At a press conference Tuesday, in advance of an event commemorating fallen Druze soldiers, Pardo made a number of interesting comments.
Responding to a question about threats facing Israel, Pardo refuted the argument that Iran remains an existential threat to Israel. He said:
I don’t think there is an external existential threat at the moment. I’ve said this more than two or three times. I’ve said it openly and clearly when I’ve been asked. I don’t think one exists.
Rather, Pardo argued that Israel’s greatest threats are its internal divisions. He also had some tough words for Avigdor Lieberman’s analogy between the Iran deal and the Munich pact, stating that the comparison was like comparing “zucchinis and pears.” He added that “What happened at the end of the 1930s is different from what is happening today. History does not repeat itself [in such a way that justifies] such an analogy.”
Finally, Pardo called on Prime Minister Netanyahu to do more to advance a two-state solution. He noted that Netanyahu “has endorsed the idea of Palestinian independence and called on the Israeli leader to “follow that path.” He went on to say that without a solution “[Israel] will never be able to achieve normalization with our neighbors.”
Pardo’s comments track closely with statements from other Israeli security experts, a phenomenon that Israeli Member of Knesset Nachman Shai tied to the growing gap between Israel’s security establishment and government:
“The former Mossad chief is breaking the silence and revealing, like his predecessors in the Shin Bet and the Mossad, that the dangers posed from within are more serious than external threats.
Pardo joins a long line of gatekeepers and senior security officials pointing to the grim reality that the State of Israel is in nowadays and to the internal dangers lying in wait for it. Citizen Netanyahu should take notice.”
Reading this latest example, I find myself asking, once again, what it’s going to take to get Israel’s government to act on the advice of its military experts. Troublingly, Pardo’s announcement coincided with a New York Times’ story about Israel’s ongoing practice of quietly legalizing illegal outposts in the West Bank, which feeds into a larger plan to undercut the possibility of a Palestinian state by destroying the prospects for territorial contiguity.

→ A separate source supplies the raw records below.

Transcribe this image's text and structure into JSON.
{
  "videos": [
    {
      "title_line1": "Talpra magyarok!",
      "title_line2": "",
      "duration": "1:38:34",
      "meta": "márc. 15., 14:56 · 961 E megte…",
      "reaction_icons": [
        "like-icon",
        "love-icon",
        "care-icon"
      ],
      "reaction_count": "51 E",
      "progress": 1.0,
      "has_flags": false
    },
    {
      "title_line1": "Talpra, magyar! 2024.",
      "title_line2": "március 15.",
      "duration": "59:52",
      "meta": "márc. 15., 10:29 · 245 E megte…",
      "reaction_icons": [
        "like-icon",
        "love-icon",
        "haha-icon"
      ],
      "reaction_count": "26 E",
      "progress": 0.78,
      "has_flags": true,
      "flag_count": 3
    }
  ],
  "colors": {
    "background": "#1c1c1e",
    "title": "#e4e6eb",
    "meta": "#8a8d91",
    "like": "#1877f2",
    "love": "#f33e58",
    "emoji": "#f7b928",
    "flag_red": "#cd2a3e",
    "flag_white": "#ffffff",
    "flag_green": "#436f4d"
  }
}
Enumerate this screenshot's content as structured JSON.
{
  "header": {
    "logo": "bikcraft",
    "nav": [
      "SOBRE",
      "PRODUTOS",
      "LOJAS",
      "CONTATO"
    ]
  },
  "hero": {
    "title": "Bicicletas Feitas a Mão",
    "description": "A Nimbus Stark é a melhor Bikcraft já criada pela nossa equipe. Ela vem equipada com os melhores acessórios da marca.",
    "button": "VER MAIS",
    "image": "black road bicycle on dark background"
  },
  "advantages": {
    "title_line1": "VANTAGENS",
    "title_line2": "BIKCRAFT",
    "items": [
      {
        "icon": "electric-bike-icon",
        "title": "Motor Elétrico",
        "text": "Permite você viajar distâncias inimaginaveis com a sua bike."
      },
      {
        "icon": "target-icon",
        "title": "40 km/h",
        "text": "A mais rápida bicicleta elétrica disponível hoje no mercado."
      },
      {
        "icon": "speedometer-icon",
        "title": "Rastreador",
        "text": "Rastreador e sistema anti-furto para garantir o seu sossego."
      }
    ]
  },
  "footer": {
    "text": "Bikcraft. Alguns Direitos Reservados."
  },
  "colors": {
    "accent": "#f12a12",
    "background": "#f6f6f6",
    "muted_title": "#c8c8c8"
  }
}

This doesn’t just break Israeli and international law, make life even harder for Palestinians and threaten a two-state solution, it directly contradicts advice from Israel’s leading security experts. A recent poll found that despite the immense challenges on the ground, most Israelis and Palestinians continue to support a two-state solution. They share that perspective with American Jews, the international community and Israel’s military establishment. Israel’s government and the radical settler minority stand isolated in their opposition to it. And yet, they refuse to budge.

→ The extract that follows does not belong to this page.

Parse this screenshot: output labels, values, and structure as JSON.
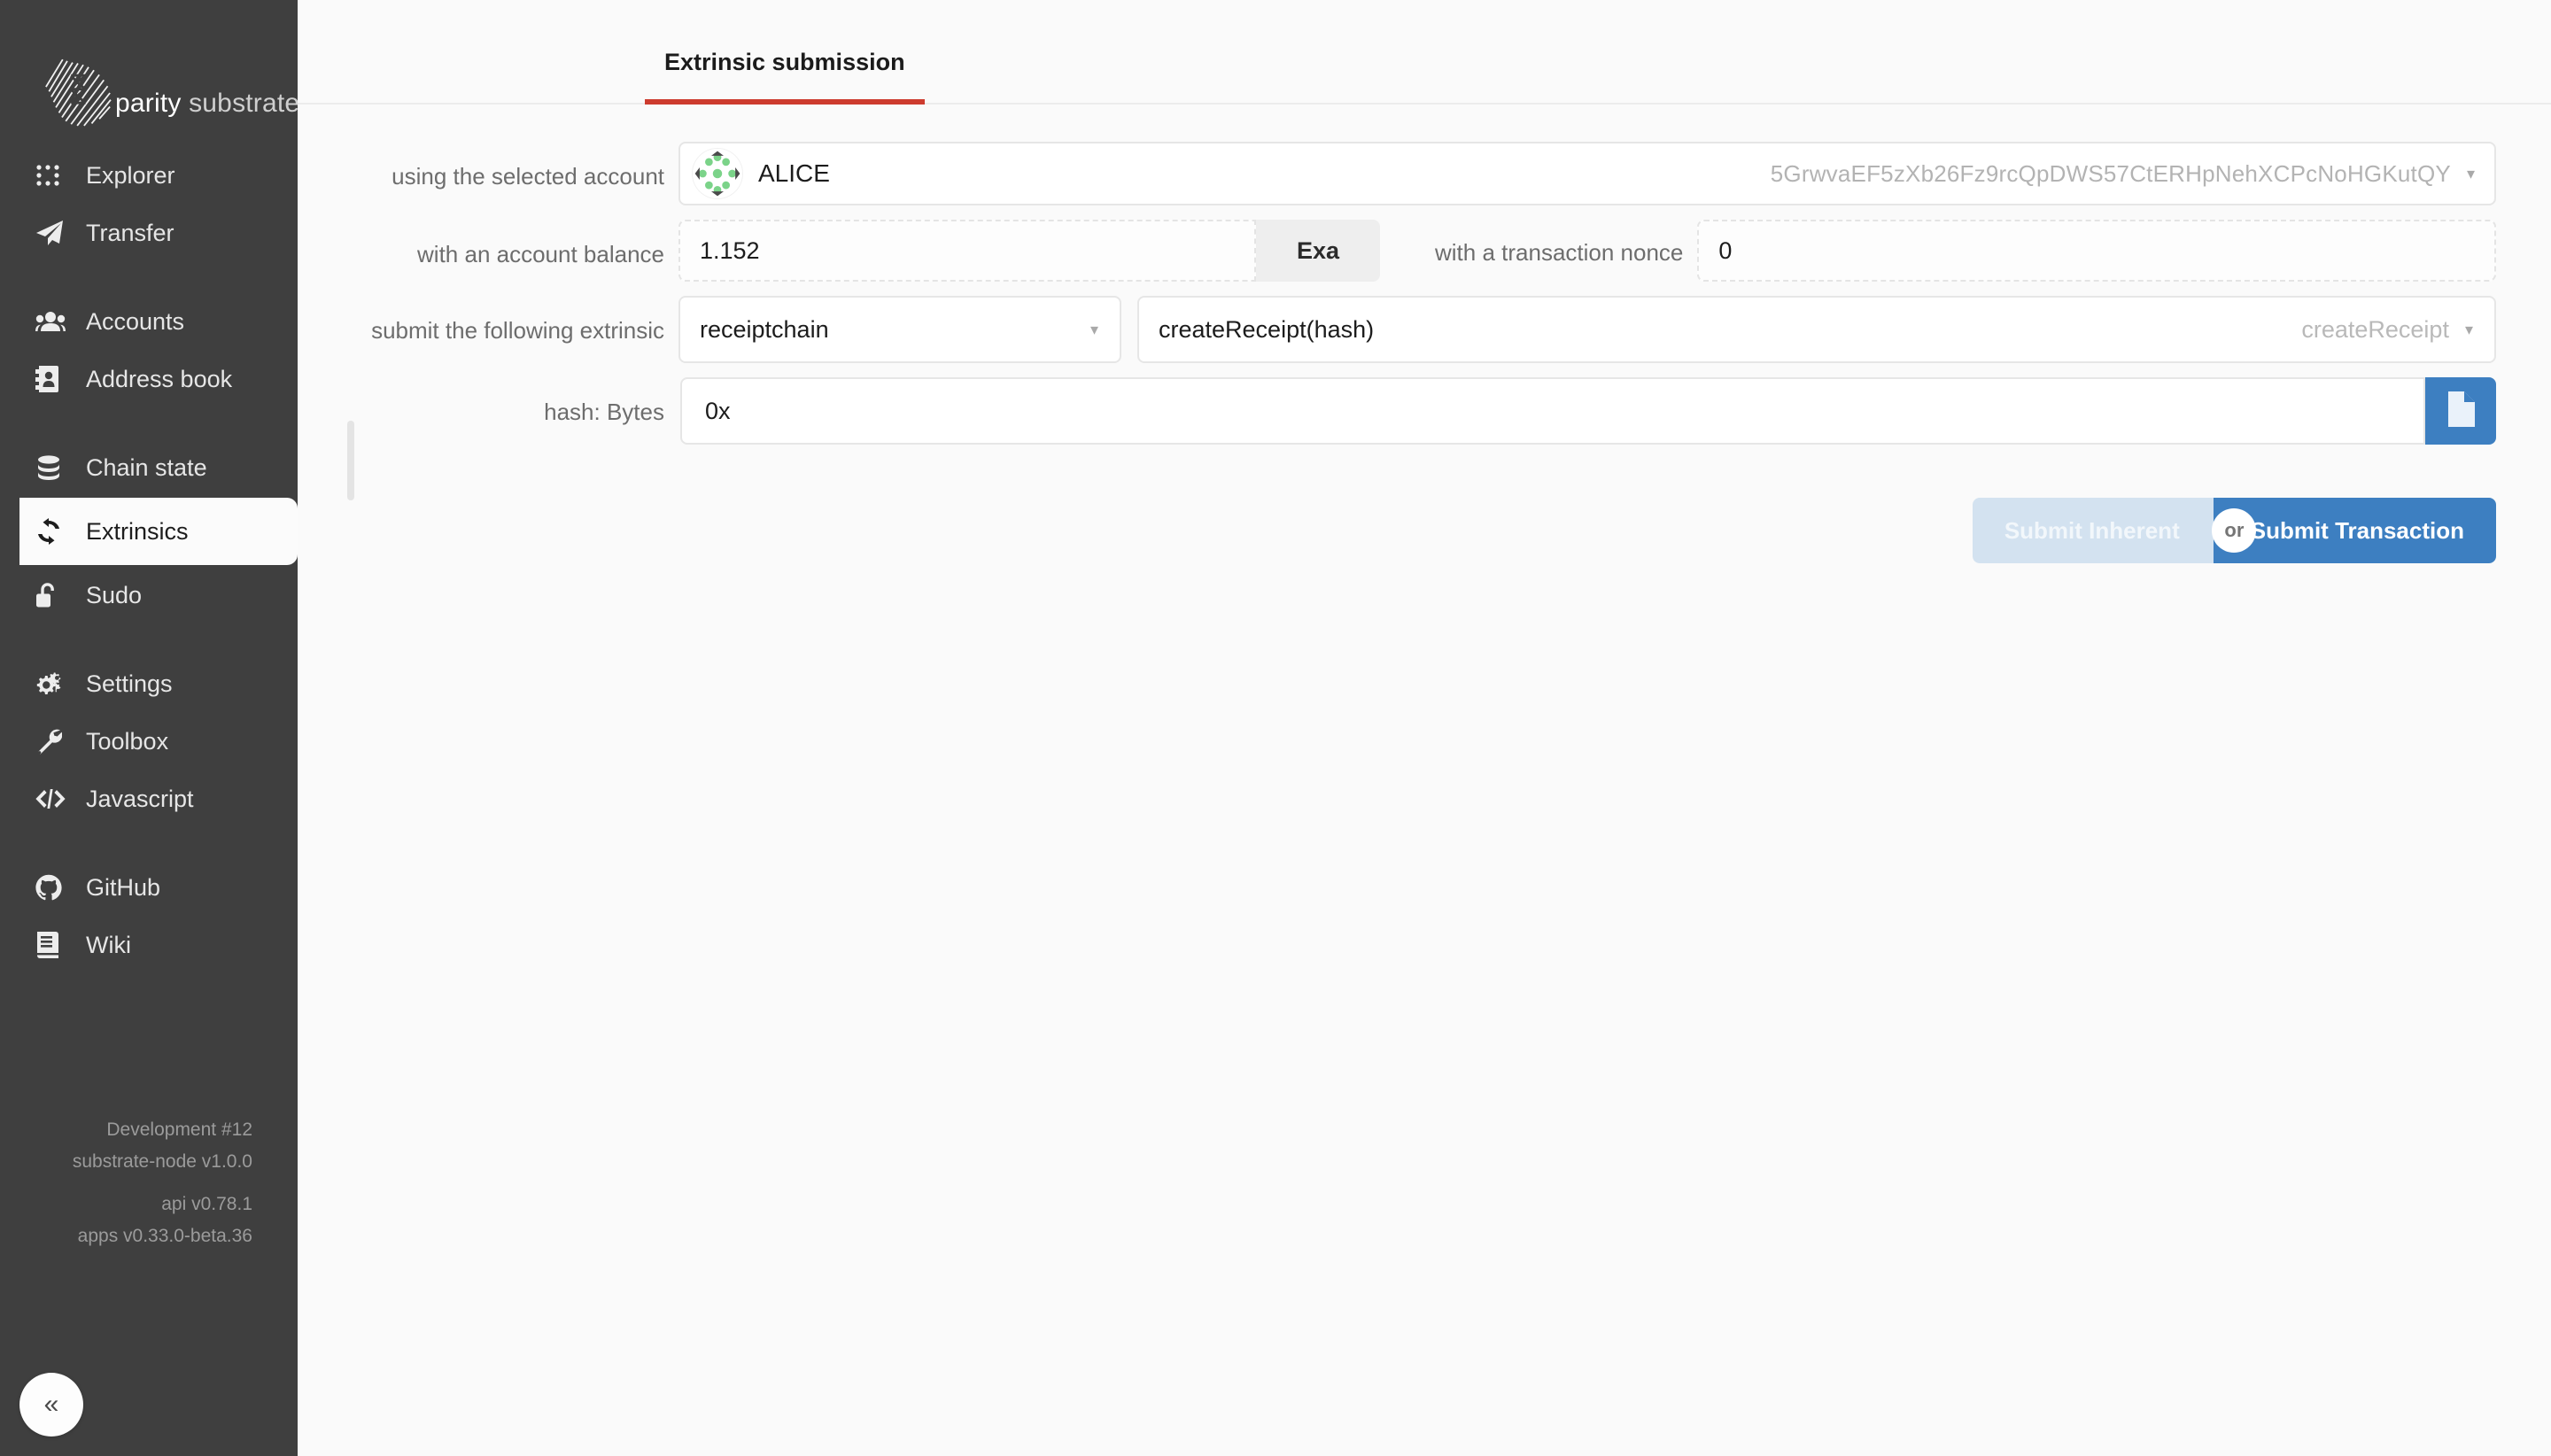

Pardo added that he remains optimistic about Israel’s future “for the sake of our children and grandchildren.” If Israel’s government remains obstinate, the pro-Israel community must reckon with their responsibility in advancing the two-state solution and securing Pardo’s optimistic vision the next generation.